Source records:

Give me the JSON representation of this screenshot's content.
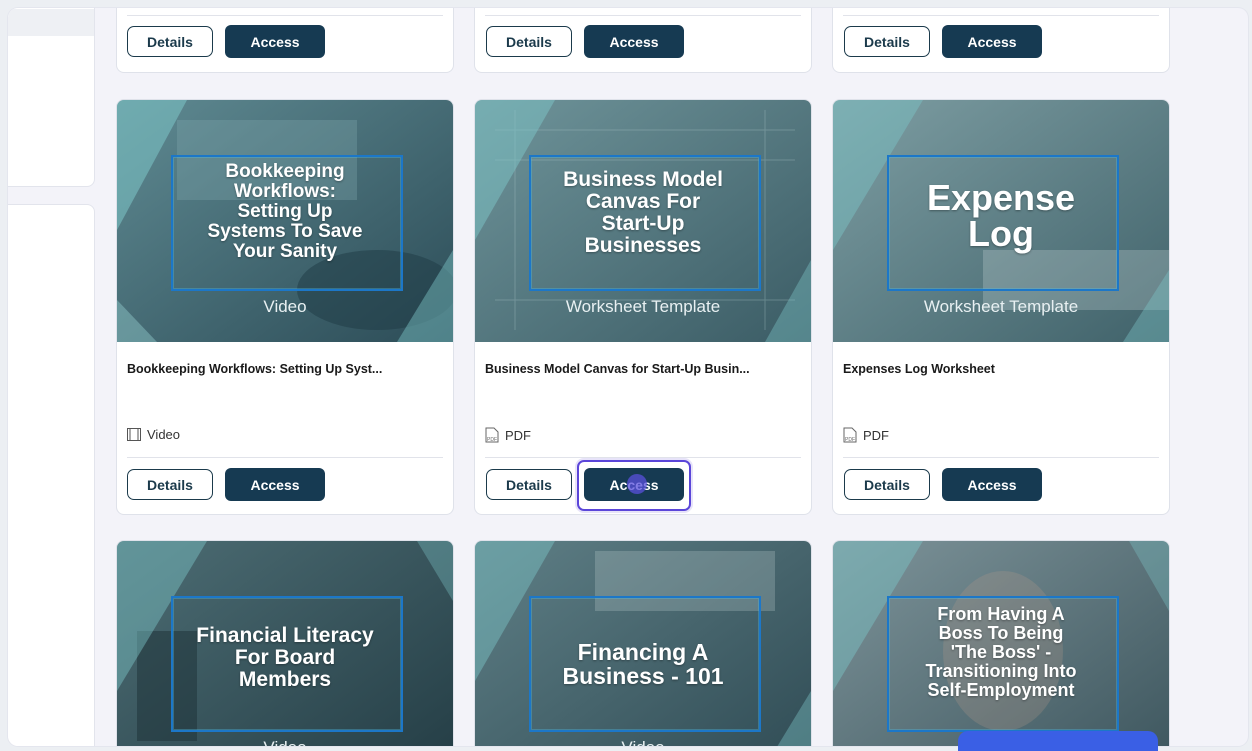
{
  "side": {
    "rows": [
      "..",
      ".."
    ]
  },
  "buttons": {
    "details": "Details",
    "access": "Access"
  },
  "top_row": [
    {
      "id": "t1"
    },
    {
      "id": "t2"
    },
    {
      "id": "t3"
    }
  ],
  "cards": [
    {
      "thumb_title": [
        "Bookkeeping",
        "Workflows:",
        "Setting Up",
        "Systems To Save",
        "Your Sanity"
      ],
      "thumb_type": "Video",
      "title": "Bookkeeping Workflows: Setting Up Syst...",
      "type": "Video",
      "type_icon": "film-icon"
    },
    {
      "thumb_title": [
        "Business Model",
        "Canvas For",
        "Start-Up",
        "Businesses"
      ],
      "thumb_type": "Worksheet Template",
      "title": "Business Model Canvas for Start-Up Busin...",
      "type": "PDF",
      "type_icon": "pdf-icon"
    },
    {
      "thumb_title": [
        "Expense",
        "Log"
      ],
      "thumb_type": "Worksheet Template",
      "title": "Expenses Log Worksheet",
      "type": "PDF",
      "type_icon": "pdf-icon"
    }
  ],
  "bottom_cards": [
    {
      "thumb_title": [
        "Financial Literacy",
        "For Board",
        "Members"
      ],
      "thumb_type": "Video"
    },
    {
      "thumb_title": [
        "Financing A",
        "Business - 101"
      ],
      "thumb_type": "Video"
    },
    {
      "thumb_title": [
        "From Having A",
        "Boss To Being",
        "'The Boss' -",
        "Transitioning Into",
        "Self-Employment"
      ],
      "thumb_type": ""
    }
  ],
  "colors": {
    "accent": "#163a52",
    "focus": "#5b46d9",
    "frame_blue": "#1c77c8",
    "thumb_teal": "#3d7f86"
  }
}
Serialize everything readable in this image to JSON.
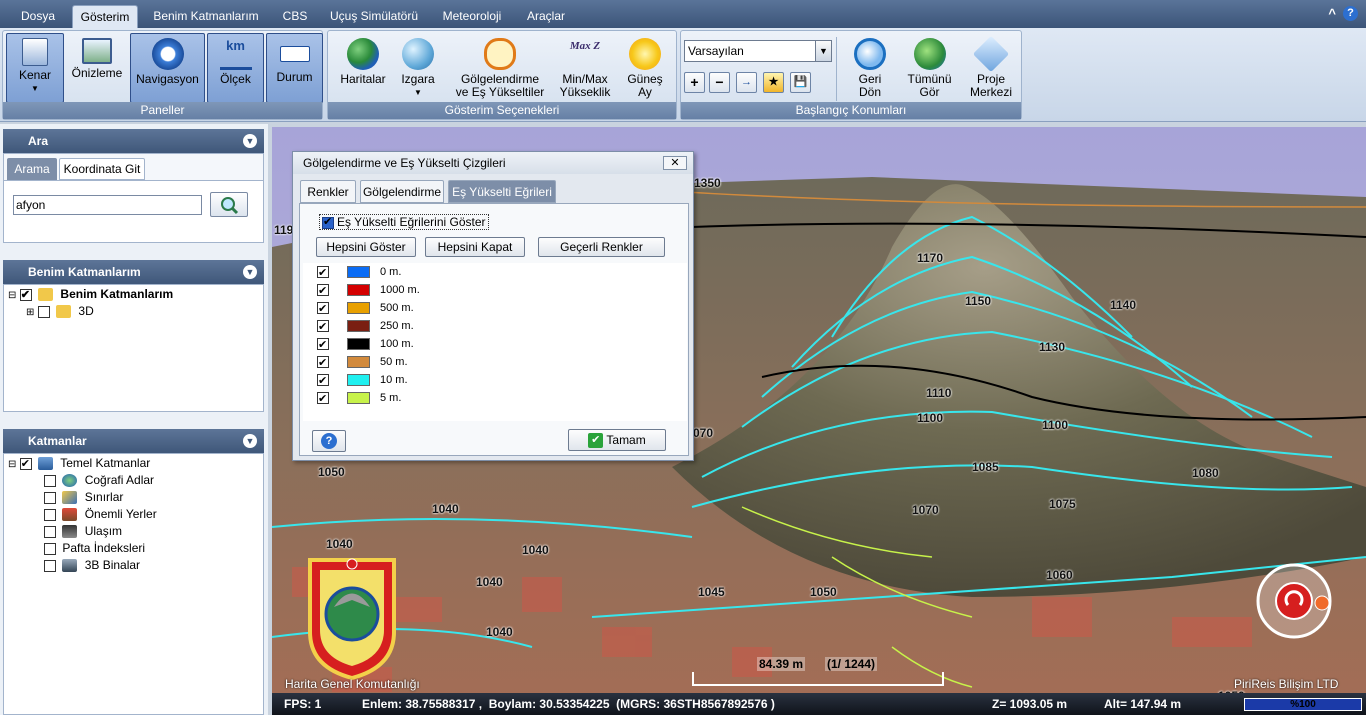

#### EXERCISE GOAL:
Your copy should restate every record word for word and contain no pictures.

#### SOLUTION FOR THIS TASK:
Give me the JSON representation of this screenshot's content.
{
  "side": {
    "rows": [
      "..",
      ".."
    ]
  },
  "buttons": {
    "details": "Details",
    "access": "Access"
  },
  "top_row": [
    {
      "id": "t1"
    },
    {
      "id": "t2"
    },
    {
      "id": "t3"
    }
  ],
  "cards": [
    {
      "thumb_title": [
        "Bookkeeping",
        "Workflows:",
        "Setting Up",
        "Systems To Save",
        "Your Sanity"
      ],
      "thumb_type": "Video",
      "title": "Bookkeeping Workflows: Setting Up Syst...",
      "type": "Video",
      "type_icon": "film-icon"
    },
    {
      "thumb_title": [
        "Business Model",
        "Canvas For",
        "Start-Up",
        "Businesses"
      ],
      "thumb_type": "Worksheet Template",
      "title": "Business Model Canvas for Start-Up Busin...",
      "type": "PDF",
      "type_icon": "pdf-icon"
    },
    {
      "thumb_title": [
        "Expense",
        "Log"
      ],
      "thumb_type": "Worksheet Template",
      "title": "Expenses Log Worksheet",
      "type": "PDF",
      "type_icon": "pdf-icon"
    }
  ],
  "bottom_cards": [
    {
      "thumb_title": [
        "Financial Literacy",
        "For Board",
        "Members"
      ],
      "thumb_type": "Video"
    },
    {
      "thumb_title": [
        "Financing A",
        "Business - 101"
      ],
      "thumb_type": "Video"
    },
    {
      "thumb_title": [
        "From Having A",
        "Boss To Being",
        "'The Boss' -",
        "Transitioning Into",
        "Self-Employment"
      ],
      "thumb_type": ""
    }
  ],
  "colors": {
    "accent": "#163a52",
    "focus": "#5b46d9",
    "frame_blue": "#1c77c8",
    "thumb_teal": "#3d7f86"
  }
}
Serialize everything readable in this image to JSON.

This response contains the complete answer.